* [WORK REQUIRED]
Identify all lines of the data containing the string "Midi" and copy them.

* [INPUT MATERIAL]
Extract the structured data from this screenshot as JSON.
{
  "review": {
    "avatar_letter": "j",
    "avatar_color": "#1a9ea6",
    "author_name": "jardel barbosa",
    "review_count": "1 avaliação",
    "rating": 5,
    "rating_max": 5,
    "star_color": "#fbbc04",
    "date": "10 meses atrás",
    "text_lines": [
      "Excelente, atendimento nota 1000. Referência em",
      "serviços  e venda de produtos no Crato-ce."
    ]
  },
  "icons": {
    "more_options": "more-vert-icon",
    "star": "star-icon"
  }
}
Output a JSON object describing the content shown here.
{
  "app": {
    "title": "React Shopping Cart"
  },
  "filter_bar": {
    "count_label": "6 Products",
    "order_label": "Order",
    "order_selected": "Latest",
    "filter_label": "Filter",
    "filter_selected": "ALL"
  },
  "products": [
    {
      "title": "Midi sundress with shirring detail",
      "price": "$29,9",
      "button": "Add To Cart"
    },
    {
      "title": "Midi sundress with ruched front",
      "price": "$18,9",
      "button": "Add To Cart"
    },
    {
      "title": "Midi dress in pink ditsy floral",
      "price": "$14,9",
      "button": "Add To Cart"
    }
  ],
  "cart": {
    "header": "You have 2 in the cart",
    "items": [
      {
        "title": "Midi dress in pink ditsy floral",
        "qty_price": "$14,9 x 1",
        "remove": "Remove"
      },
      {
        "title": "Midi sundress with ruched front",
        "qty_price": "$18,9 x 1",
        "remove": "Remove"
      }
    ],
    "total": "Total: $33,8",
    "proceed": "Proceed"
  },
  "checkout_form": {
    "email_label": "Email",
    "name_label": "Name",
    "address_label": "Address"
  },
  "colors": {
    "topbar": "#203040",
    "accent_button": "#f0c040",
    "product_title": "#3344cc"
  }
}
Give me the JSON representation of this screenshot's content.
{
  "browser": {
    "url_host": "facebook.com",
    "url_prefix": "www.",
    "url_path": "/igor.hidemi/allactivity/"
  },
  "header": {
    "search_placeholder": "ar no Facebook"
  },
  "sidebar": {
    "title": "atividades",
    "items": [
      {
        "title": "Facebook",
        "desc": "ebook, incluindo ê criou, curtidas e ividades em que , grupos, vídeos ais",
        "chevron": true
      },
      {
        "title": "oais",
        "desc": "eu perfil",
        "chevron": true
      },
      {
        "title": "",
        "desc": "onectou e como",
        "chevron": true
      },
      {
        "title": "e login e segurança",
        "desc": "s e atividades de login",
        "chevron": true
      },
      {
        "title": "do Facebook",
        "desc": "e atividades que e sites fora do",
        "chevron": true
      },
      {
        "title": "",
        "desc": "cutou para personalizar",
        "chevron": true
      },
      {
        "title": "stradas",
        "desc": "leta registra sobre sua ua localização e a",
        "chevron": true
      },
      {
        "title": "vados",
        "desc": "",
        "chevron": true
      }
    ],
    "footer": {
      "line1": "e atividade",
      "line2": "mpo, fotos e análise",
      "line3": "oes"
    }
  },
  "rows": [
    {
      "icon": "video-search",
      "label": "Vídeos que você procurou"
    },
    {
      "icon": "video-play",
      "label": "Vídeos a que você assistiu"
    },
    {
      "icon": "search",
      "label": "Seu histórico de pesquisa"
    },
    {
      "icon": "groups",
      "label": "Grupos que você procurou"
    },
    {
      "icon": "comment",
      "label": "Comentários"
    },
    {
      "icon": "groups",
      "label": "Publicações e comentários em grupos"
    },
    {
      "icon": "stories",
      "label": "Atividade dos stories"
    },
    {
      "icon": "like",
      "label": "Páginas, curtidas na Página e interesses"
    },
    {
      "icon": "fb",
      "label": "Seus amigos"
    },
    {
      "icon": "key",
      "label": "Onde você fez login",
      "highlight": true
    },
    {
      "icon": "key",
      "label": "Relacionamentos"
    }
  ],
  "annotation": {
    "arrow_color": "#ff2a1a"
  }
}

* [ANSWER SPACE]
      "title": "Midi sundress with shirring detail",
      "title": "Midi sundress with ruched front",
      "title": "Midi dress in pink ditsy floral",
        "title": "Midi dress in pink ditsy floral",
        "title": "Midi sundress with ruched front",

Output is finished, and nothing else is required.